* [TRY IT]:
Using the material below, copy every line where "location" appears.

* [DATASET]:
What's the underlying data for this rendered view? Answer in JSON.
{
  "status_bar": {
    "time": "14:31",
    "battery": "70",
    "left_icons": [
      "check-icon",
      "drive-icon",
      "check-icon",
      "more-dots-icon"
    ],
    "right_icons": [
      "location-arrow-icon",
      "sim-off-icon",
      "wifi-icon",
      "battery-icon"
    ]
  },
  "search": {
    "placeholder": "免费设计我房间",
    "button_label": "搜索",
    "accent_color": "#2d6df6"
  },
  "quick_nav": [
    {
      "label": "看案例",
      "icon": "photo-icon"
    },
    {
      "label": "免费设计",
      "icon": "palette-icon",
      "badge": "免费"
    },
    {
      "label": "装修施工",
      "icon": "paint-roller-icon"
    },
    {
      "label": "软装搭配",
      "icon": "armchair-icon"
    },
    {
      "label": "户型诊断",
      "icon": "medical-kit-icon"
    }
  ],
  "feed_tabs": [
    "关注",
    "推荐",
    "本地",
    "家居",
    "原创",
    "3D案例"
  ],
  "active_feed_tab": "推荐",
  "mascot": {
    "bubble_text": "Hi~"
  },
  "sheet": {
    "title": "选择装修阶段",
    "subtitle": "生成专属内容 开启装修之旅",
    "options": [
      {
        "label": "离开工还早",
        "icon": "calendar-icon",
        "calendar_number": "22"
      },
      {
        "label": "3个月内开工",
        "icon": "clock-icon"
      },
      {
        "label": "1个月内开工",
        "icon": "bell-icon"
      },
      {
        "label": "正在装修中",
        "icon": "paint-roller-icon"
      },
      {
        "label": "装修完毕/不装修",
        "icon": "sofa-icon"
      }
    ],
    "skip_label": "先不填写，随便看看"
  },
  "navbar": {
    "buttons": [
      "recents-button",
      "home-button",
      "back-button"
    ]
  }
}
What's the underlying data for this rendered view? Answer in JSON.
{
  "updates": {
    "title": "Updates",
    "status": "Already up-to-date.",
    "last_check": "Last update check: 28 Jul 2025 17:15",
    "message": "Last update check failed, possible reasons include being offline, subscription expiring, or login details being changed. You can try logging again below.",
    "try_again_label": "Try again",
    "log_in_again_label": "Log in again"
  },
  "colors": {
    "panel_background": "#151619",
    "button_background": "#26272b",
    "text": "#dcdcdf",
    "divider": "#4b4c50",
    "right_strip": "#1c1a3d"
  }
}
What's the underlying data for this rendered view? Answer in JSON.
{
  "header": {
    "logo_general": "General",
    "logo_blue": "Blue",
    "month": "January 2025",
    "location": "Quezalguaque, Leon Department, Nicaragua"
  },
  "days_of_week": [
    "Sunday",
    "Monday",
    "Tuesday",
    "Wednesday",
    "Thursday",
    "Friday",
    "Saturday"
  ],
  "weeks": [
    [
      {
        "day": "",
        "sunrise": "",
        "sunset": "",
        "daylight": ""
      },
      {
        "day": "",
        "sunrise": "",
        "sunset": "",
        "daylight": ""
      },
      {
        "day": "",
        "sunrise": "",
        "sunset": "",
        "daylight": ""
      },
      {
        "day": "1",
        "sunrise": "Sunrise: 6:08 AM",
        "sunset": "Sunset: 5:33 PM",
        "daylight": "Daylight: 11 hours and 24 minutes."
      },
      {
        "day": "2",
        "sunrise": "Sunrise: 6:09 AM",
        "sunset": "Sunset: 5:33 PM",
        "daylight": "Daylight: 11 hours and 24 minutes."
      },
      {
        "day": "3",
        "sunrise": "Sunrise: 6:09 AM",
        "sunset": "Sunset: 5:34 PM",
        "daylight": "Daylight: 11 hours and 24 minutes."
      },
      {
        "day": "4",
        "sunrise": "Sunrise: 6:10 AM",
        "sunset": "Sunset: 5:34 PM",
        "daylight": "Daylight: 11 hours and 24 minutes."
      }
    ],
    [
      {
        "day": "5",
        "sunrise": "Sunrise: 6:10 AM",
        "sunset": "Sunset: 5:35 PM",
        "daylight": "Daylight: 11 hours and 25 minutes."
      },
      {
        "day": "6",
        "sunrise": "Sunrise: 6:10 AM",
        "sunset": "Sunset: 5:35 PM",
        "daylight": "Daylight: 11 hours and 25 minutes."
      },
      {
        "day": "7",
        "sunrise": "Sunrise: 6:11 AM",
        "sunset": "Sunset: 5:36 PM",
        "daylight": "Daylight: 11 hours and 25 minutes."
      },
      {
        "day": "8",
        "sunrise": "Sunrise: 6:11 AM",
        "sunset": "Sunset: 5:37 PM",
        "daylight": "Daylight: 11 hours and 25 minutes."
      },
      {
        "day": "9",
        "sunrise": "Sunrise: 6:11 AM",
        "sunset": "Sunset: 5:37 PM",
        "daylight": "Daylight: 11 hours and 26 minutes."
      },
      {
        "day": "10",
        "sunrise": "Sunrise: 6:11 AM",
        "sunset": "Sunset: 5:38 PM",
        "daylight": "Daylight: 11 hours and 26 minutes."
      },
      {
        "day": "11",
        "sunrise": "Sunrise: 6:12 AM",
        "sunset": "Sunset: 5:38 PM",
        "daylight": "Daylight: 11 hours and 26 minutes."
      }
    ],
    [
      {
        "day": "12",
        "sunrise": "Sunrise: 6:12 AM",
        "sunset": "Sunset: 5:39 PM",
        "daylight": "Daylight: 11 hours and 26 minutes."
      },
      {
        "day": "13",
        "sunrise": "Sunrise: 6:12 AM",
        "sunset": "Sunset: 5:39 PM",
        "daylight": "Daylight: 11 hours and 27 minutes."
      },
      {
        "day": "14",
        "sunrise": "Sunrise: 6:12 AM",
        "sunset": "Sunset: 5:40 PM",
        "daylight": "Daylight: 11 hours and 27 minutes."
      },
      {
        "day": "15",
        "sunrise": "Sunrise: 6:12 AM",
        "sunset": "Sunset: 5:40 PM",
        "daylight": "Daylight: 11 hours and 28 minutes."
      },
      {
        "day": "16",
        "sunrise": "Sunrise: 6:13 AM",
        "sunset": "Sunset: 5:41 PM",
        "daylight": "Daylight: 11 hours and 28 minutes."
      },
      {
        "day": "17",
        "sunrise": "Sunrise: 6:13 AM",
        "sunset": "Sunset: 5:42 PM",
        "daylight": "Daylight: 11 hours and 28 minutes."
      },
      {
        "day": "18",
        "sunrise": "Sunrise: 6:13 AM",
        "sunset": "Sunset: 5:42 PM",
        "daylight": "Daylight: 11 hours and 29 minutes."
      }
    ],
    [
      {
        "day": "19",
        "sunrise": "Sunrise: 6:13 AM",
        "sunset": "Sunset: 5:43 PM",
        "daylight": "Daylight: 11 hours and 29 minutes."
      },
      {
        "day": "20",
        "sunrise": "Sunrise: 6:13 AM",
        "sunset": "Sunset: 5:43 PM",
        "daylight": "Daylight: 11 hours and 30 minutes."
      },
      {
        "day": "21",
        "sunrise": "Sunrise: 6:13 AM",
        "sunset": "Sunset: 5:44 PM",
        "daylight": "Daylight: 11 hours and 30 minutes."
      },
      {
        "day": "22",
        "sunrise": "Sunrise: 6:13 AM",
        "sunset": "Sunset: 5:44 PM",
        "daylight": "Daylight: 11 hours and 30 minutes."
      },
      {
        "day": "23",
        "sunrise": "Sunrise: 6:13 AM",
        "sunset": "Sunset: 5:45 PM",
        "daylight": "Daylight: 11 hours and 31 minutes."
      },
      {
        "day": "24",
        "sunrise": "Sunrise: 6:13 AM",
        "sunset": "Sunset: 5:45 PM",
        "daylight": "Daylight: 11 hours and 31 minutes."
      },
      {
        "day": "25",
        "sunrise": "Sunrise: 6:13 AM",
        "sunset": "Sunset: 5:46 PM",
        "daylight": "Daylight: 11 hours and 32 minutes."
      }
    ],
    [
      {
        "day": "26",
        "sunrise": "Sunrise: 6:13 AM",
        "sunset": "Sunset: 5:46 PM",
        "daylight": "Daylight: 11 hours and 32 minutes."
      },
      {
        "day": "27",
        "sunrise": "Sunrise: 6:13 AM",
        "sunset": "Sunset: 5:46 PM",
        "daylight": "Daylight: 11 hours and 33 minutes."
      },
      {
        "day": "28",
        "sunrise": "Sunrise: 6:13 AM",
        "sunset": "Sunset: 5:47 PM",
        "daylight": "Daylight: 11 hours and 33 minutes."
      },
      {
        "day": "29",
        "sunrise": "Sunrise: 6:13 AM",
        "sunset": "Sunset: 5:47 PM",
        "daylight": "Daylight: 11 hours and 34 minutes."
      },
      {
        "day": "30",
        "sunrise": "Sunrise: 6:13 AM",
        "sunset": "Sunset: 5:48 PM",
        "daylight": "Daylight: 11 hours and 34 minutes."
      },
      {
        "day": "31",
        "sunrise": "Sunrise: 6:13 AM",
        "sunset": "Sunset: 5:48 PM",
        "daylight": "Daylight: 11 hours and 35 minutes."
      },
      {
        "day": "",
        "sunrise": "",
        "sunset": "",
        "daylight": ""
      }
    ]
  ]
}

* [RESULT]:
      "location-arrow-icon",
    "location": "Quezalguaque, Leon Department, Nicaragua"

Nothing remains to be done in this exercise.